Tech And Science

China asks WHO not to use Covid data for political purposes

China Covid Data
Source: Pixabay

After receiving harsh criticism from various nations for years for failing to share Covid data, China has encouraged the World Health Organization (WHO) not to be subject to or prepared to plunge into being a “instrument of politicisation” of certain countries, and to “return to science and justice.”

State-run According to the Global Times, utilising misleading and inadequate data to malign China on the origins of Covid-19 “would only erode the international body’s reputation and impede viral investigations.”

The WHO’s claim came after Chinese Centre for Disease Control and Prevention (China CDC) experts released a fresh Covid study on samples taken from Wuhan’s Huanan Seafood Market on April 5 in the science journal Nature.

Prior to the formal publishing of the report, the underlying data was provided on the Global Initiative for Sharing Avian Influenza Data (GISAID) website, but was subsequently purportedly erased, sparking considerable suspicion.

According to an epidemiologist close to China’s Covid-origin tracing task force, the next step of origins-tracing should focus on species that are more likely to carry coronaviruses, such as bats.

According to experts, no Covid antibodies were discovered in the blood of Wuhan donors prior to the epidemic in December 2019.
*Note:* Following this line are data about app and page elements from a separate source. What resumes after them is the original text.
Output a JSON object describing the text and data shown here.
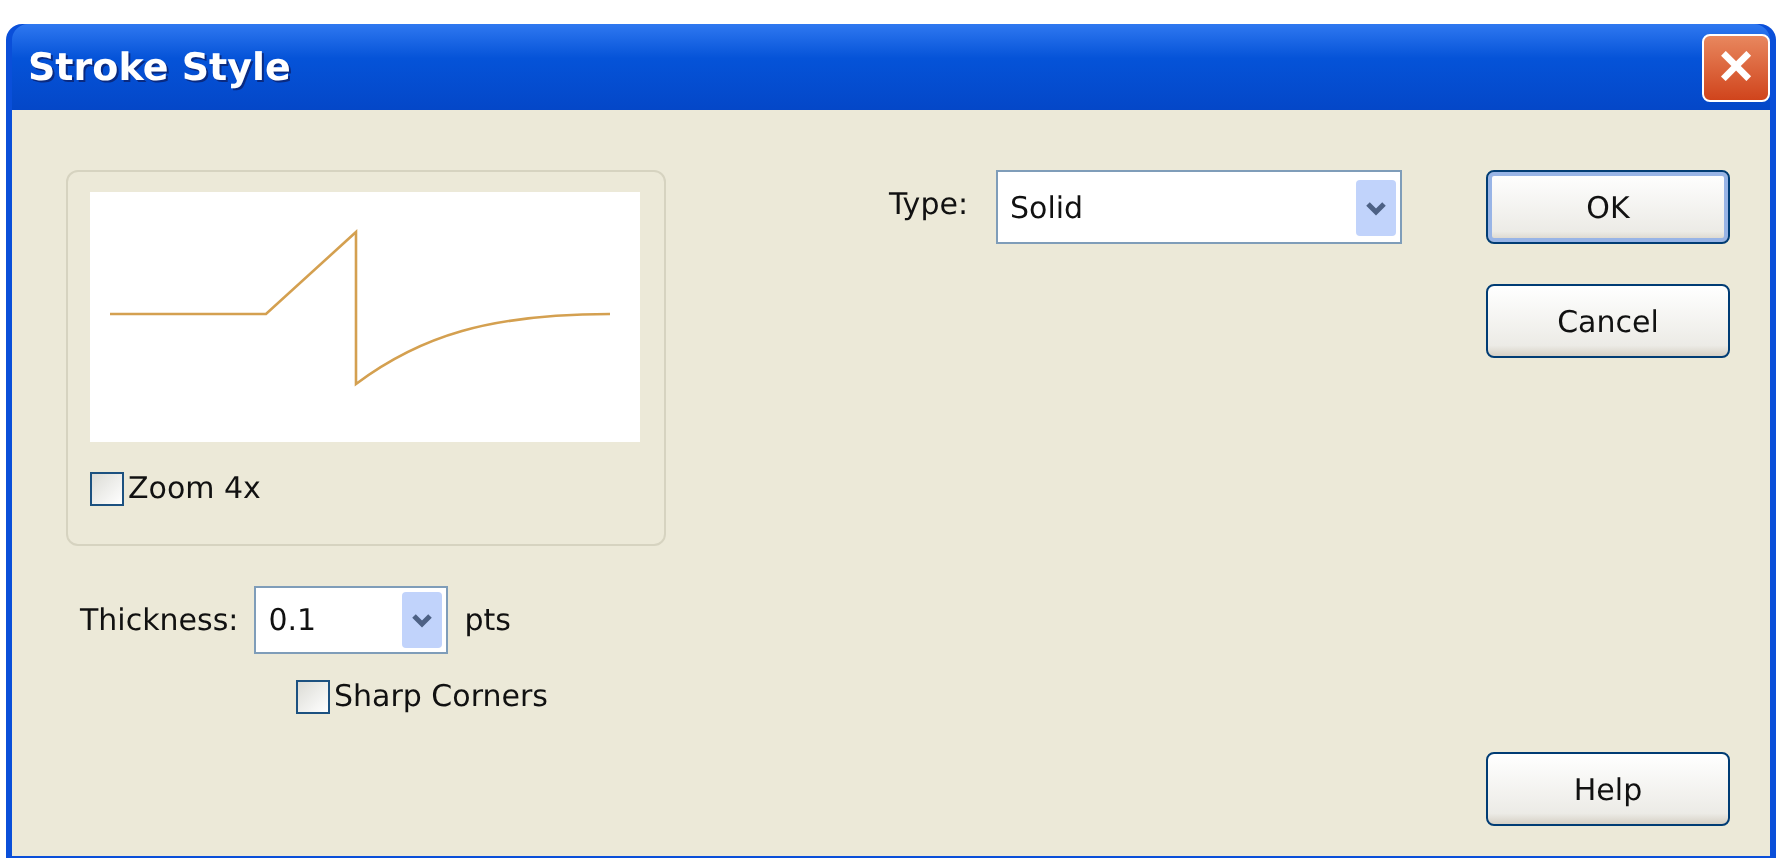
{
  "window": {
    "title": "Stroke Style",
    "close": "×"
  },
  "preview": {
    "zoom": {
      "label": "Zoom 4x",
      "checked": false
    }
  },
  "thickness": {
    "label": "Thickness:",
    "value": "0.1",
    "unit": "pts"
  },
  "sharp_corners": {
    "label": "Sharp Corners",
    "checked": false
  },
  "type": {
    "label": "Type:",
    "value": "Solid"
  },
  "buttons": [
    {
      "label": "OK",
      "default": true
    },
    {
      "label": "Cancel",
      "default": false
    },
    {
      "label": "Help",
      "default": false
    }
  ]
}
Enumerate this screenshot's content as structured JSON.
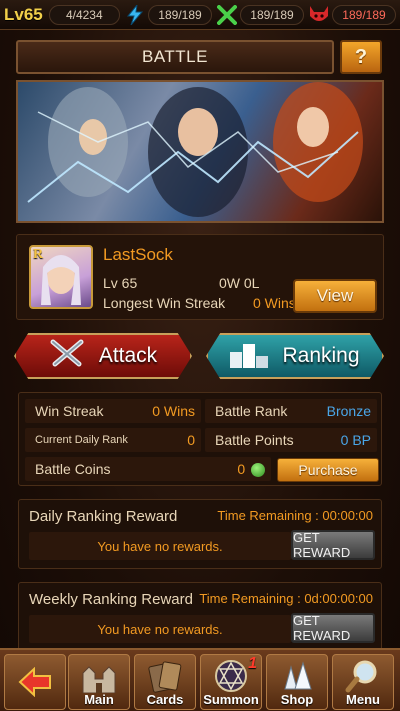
{
  "status": {
    "level": "Lv65",
    "exp": "4/4234",
    "energy": "189/189",
    "swords": "189/189",
    "demon": "189/189"
  },
  "header": {
    "title": "BATTLE",
    "help_label": "?"
  },
  "profile": {
    "rank_letter": "R",
    "name": "LastSock",
    "level": "Lv 65",
    "record": "0W 0L",
    "streak_label": "Longest Win Streak",
    "streak_value": "0 Wins",
    "view_label": "View"
  },
  "actions": {
    "attack_label": "Attack",
    "ranking_label": "Ranking"
  },
  "stats": {
    "win_streak_label": "Win Streak",
    "win_streak_value": "0 Wins",
    "battle_rank_label": "Battle Rank",
    "battle_rank_value": "Bronze",
    "daily_rank_label": "Current Daily Rank",
    "daily_rank_value": "0",
    "battle_points_label": "Battle Points",
    "battle_points_value": "0 BP",
    "coins_label": "Battle Coins",
    "coins_value": "0",
    "purchase_label": "Purchase"
  },
  "daily_reward": {
    "title": "Daily Ranking Reward",
    "time": "Time Remaining : 00:00:00",
    "message": "You have no rewards.",
    "button": "GET REWARD"
  },
  "weekly_reward": {
    "title": "Weekly Ranking Reward",
    "time": "Time Remaining : 0d:00:00:00",
    "message": "You have no rewards.",
    "button": "GET REWARD"
  },
  "nav": {
    "main": "Main",
    "cards": "Cards",
    "summon": "Summon",
    "summon_badge": "1",
    "shop": "Shop",
    "menu": "Menu"
  },
  "colors": {
    "accent_orange": "#f29a22",
    "rank_blue": "#4aa6e8",
    "attack_red": "#b8241a",
    "ranking_teal": "#2fa2a8"
  }
}
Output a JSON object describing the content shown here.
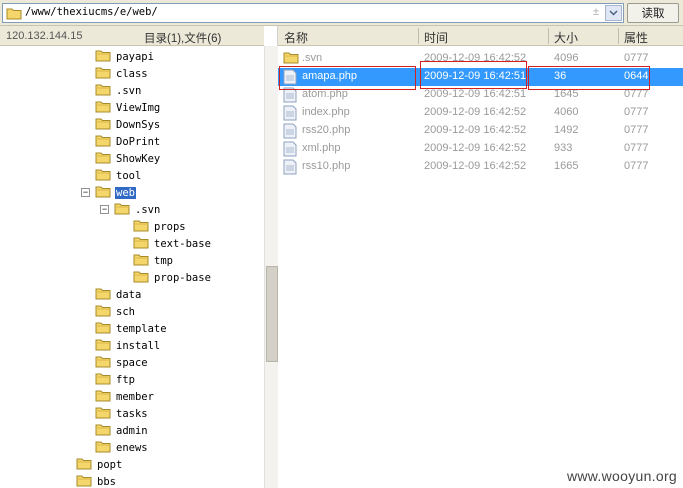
{
  "path_bar": {
    "path": "/www/thexiucms/e/web/",
    "dropdown_marker": "±",
    "read_label": "读取"
  },
  "left_panel": {
    "ip": "120.132.144.15",
    "summary": "目录(1),文件(6)",
    "tree": [
      {
        "label": "payapi"
      },
      {
        "label": "class"
      },
      {
        "label": ".svn"
      },
      {
        "label": "ViewImg"
      },
      {
        "label": "DownSys"
      },
      {
        "label": "DoPrint"
      },
      {
        "label": "ShowKey"
      },
      {
        "label": "tool"
      },
      {
        "label": "web",
        "toggle": "−",
        "selected": true
      },
      {
        "label": ".svn",
        "toggle": "−"
      },
      {
        "label": "props"
      },
      {
        "label": "text-base"
      },
      {
        "label": "tmp"
      },
      {
        "label": "prop-base"
      },
      {
        "label": "data"
      },
      {
        "label": "sch"
      },
      {
        "label": "template"
      },
      {
        "label": "install"
      },
      {
        "label": "space"
      },
      {
        "label": "ftp"
      },
      {
        "label": "member"
      },
      {
        "label": "tasks"
      },
      {
        "label": "admin"
      },
      {
        "label": "enews"
      },
      {
        "label": "popt"
      },
      {
        "label": "bbs"
      }
    ]
  },
  "file_list": {
    "columns": [
      "名称",
      "时间",
      "大小",
      "属性"
    ],
    "rows": [
      {
        "name": ".svn",
        "time": "2009-12-09 16:42:52",
        "size": "4096",
        "attr": "0777",
        "type": "folder"
      },
      {
        "name": "amapa.php",
        "time": "2009-12-09 16:42:51",
        "size": "36",
        "attr": "0644",
        "type": "file",
        "selected": true
      },
      {
        "name": "atom.php",
        "time": "2009-12-09 16:42:51",
        "size": "1645",
        "attr": "0777",
        "type": "file"
      },
      {
        "name": "index.php",
        "time": "2009-12-09 16:42:52",
        "size": "4060",
        "attr": "0777",
        "type": "file"
      },
      {
        "name": "rss20.php",
        "time": "2009-12-09 16:42:52",
        "size": "1492",
        "attr": "0777",
        "type": "file"
      },
      {
        "name": "xml.php",
        "time": "2009-12-09 16:42:52",
        "size": "933",
        "attr": "0777",
        "type": "file"
      },
      {
        "name": "rss10.php",
        "time": "2009-12-09 16:42:52",
        "size": "1665",
        "attr": "0777",
        "type": "file"
      }
    ]
  },
  "watermark": "www.wooyun.org",
  "colors": {
    "selection": "#3399ff",
    "tree_selection": "#316ac5",
    "annotation": "#d32020",
    "folder": "#f5d66b"
  }
}
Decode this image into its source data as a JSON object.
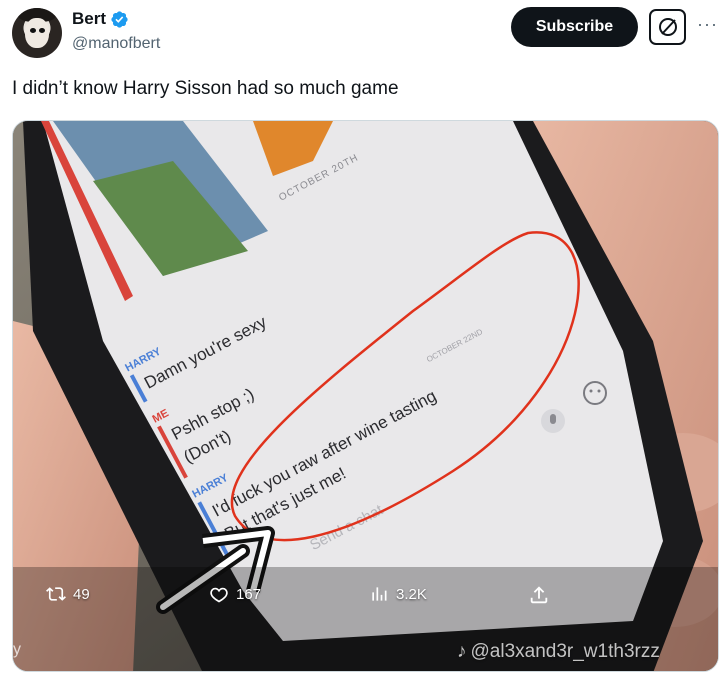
{
  "author": {
    "name": "Bert",
    "handle": "@manofbert",
    "verified": true
  },
  "actions": {
    "subscribe_label": "Subscribe",
    "grok_icon": "grok-icon",
    "more_icon": "more-icon"
  },
  "tweet": {
    "text": "I didn’t know Harry Sisson had so much game"
  },
  "media": {
    "chat": {
      "date_label": "OCTOBER 20TH",
      "messages": [
        {
          "sender": "HARRY",
          "text": "Damn you're sexy"
        },
        {
          "sender": "ME",
          "text": "Pshh stop ;)"
        },
        {
          "sender": "",
          "text": "(Don't)"
        },
        {
          "sender": "HARRY",
          "text": "I'd fuck you raw after wine tasting"
        },
        {
          "sender": "",
          "text": "But that's just me!"
        }
      ],
      "send_placeholder": "Send a chat",
      "second_date": "OCTOBER 22ND"
    },
    "stats": {
      "retweets": "49",
      "likes": "167",
      "views": "3.2K"
    },
    "watermark": "@al3xand3r_w1th3rzz",
    "corner_text": "y"
  },
  "colors": {
    "accent": "#0f1419",
    "verified": "#1d9bf0",
    "circle": "#e0321c",
    "harry": "#4a7fd6",
    "me": "#d9443b"
  }
}
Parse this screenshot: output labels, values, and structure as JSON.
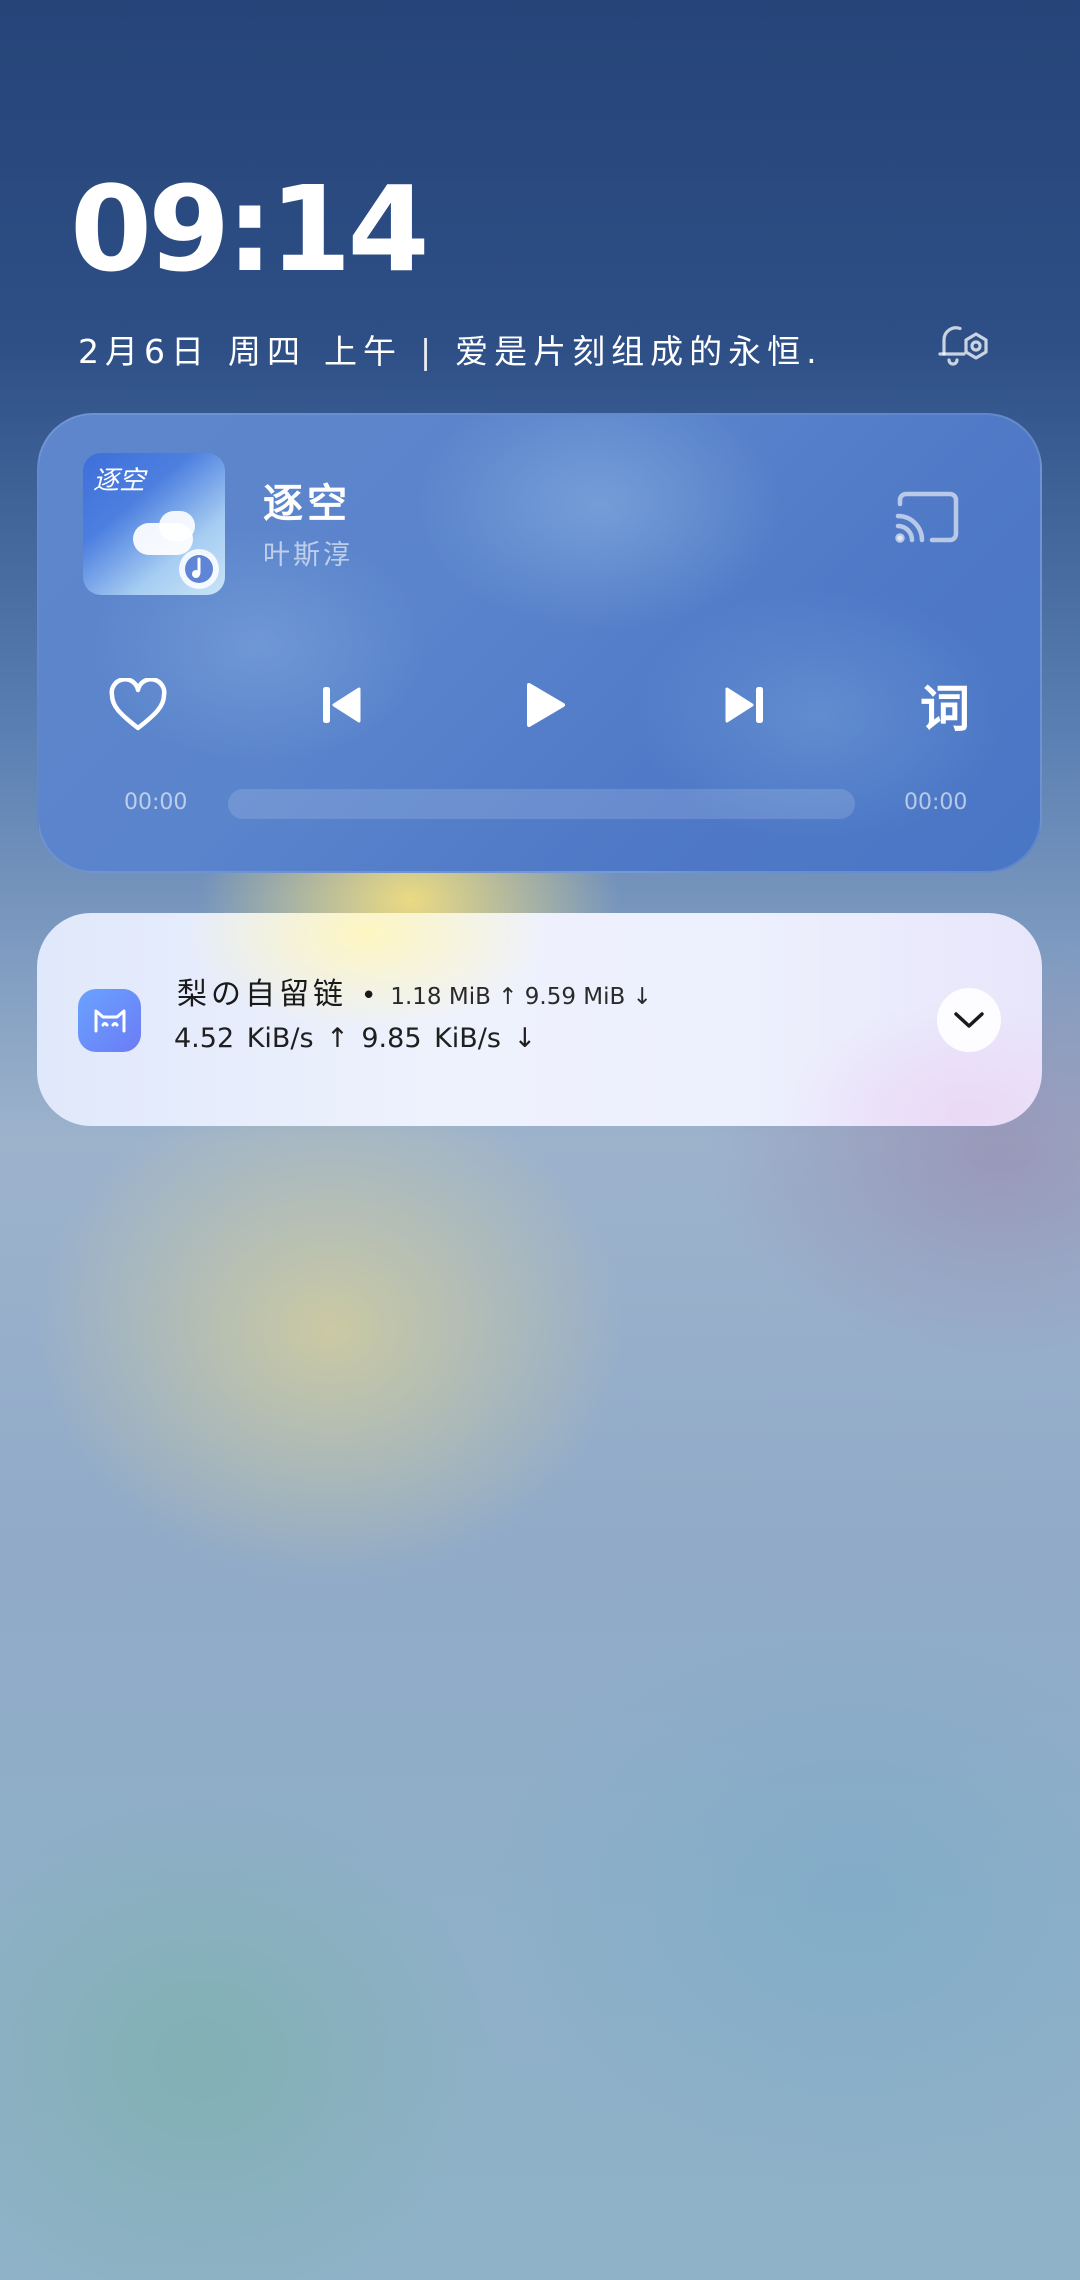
{
  "lockscreen": {
    "time": "09:14",
    "date": "2月6日",
    "weekday": "周四",
    "period": "上午",
    "separator": "|",
    "motto": "爱是片刻组成的永恒."
  },
  "music": {
    "title": "逐空",
    "artist": "叶斯淳",
    "album_art_text": "逐空",
    "lyrics_button": "词",
    "elapsed": "00:00",
    "duration": "00:00",
    "progress": 0
  },
  "notification": {
    "app_name": "梨の自留链",
    "dot": "•",
    "summary": "1.18 MiB ↑ 9.59 MiB ↓",
    "speed": "4.52 KiB/s ↑  9.85 KiB/s ↓"
  },
  "icons": {
    "alarm": "alarm-settings-icon",
    "cast": "cast-icon",
    "heart": "heart-icon",
    "previous": "skip-previous-icon",
    "play": "play-icon",
    "next": "skip-next-icon",
    "app": "cat-app-icon",
    "expand": "chevron-down-icon"
  },
  "colors": {
    "music_card": "#5a84cc",
    "notification_card": "#eef2fd",
    "app_icon": "#6b7cf5"
  }
}
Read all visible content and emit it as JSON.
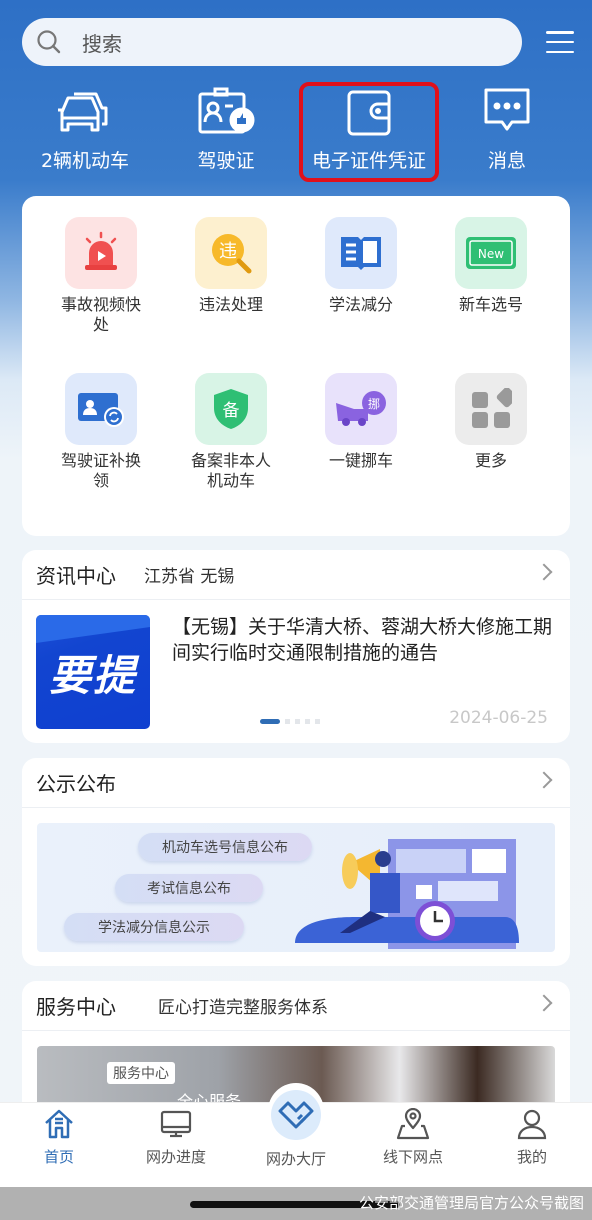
{
  "search": {
    "placeholder": "搜索",
    "icon": "search-icon"
  },
  "header_menu": {
    "icon": "hamburger-menu-icon"
  },
  "quick_actions": [
    {
      "label": "2辆机动车",
      "icon": "car-icon"
    },
    {
      "label": "驾驶证",
      "icon": "license-card-icon"
    },
    {
      "label": "电子证件凭证",
      "icon": "wallet-icon",
      "highlighted": true
    },
    {
      "label": "消息",
      "icon": "message-icon"
    }
  ],
  "services": [
    {
      "label": "事故视频快处",
      "icon": "alarm-video-icon"
    },
    {
      "label": "违法处理",
      "icon": "violation-icon"
    },
    {
      "label": "学法减分",
      "icon": "book-icon"
    },
    {
      "label": "新车选号",
      "icon": "new-plate-icon",
      "badge": "New"
    },
    {
      "label": "驾驶证补换领",
      "icon": "license-replace-icon"
    },
    {
      "label": "备案非本人机动车",
      "icon": "record-shield-icon",
      "badge": "备"
    },
    {
      "label": "一键挪车",
      "icon": "tow-truck-icon",
      "badge": "挪"
    },
    {
      "label": "更多",
      "icon": "more-grid-icon"
    }
  ],
  "news": {
    "title": "资讯中心",
    "location": "江苏省 无锡",
    "thumb_text": "要提",
    "headline": "【无锡】关于华清大桥、蓉湖大桥大修施工期间实行临时交通限制措施的通告",
    "date": "2024-06-25",
    "carousel_pages": 5,
    "carousel_active": 1
  },
  "notice": {
    "title": "公示公布",
    "pills": [
      "机动车选号信息公布",
      "考试信息公布",
      "学法减分信息公示"
    ]
  },
  "service_center": {
    "title": "服务中心",
    "subtitle": "匠心打造完整服务体系",
    "banner_tag": "服务中心",
    "banner_text": "全心服务"
  },
  "tabbar": [
    {
      "label": "首页",
      "icon": "home-icon",
      "active": true
    },
    {
      "label": "网办进度",
      "icon": "monitor-icon"
    },
    {
      "label": "网办大厅",
      "icon": "handshake-heart-icon"
    },
    {
      "label": "线下网点",
      "icon": "map-pin-icon"
    },
    {
      "label": "我的",
      "icon": "user-icon"
    }
  ],
  "watermark": "公安部交通管理局官方公众号截图",
  "colors": {
    "primary": "#2e70c6",
    "highlight": "#e0101a",
    "active_tab": "#2f6db5"
  }
}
Zhou Lei, a China CDC researcher, stated at a press conference that as a Chinese scientist who participated in the China-WHO joint origins-tracing mission in 2021, she is shocked by WHO’s words.

“During the joint origins-tracing mission, Chinese scientists shared all data and information, including information of more than 76,000 early cases of possible and suspected COVID infections in Wuhan,” Zhou said.

“We conducted in-depth joint analysis and research, and the results were collectively approved by the WHO and Chinese experts at that time,” she was quoted as saying.

“I think if such a presumptuous accusation is made, it is the WHO’s credibility that risks being damaged,” she added.

The WHO chastised China this week, saying the government should have given virus samples from Wuhan, the pandemic’s epicentre, promptly rather than three years later.

According to Maria Van Kerkhove, WHO’s technical head for Covid-19 response, who published in the respected journal Science earlier this month, the global health body learnt earlier this month that scientists in China held data on viral samples collected in Wuhan in January 2020.

“These should have been shared immediately, not 3 years later. The lack of data disclosure is simply inexcusable,” she said.

The WHO continues to call on China and all countries to share any data on the origins of SARS-CoV-2 immediately.

China made Covid-19 disease official on December 31, 2019.

Last month, US President Joe Biden signed a bill to declassify intelligence information on the origins of the Covid pandemic, which has so far claimed more than seven million lives globally.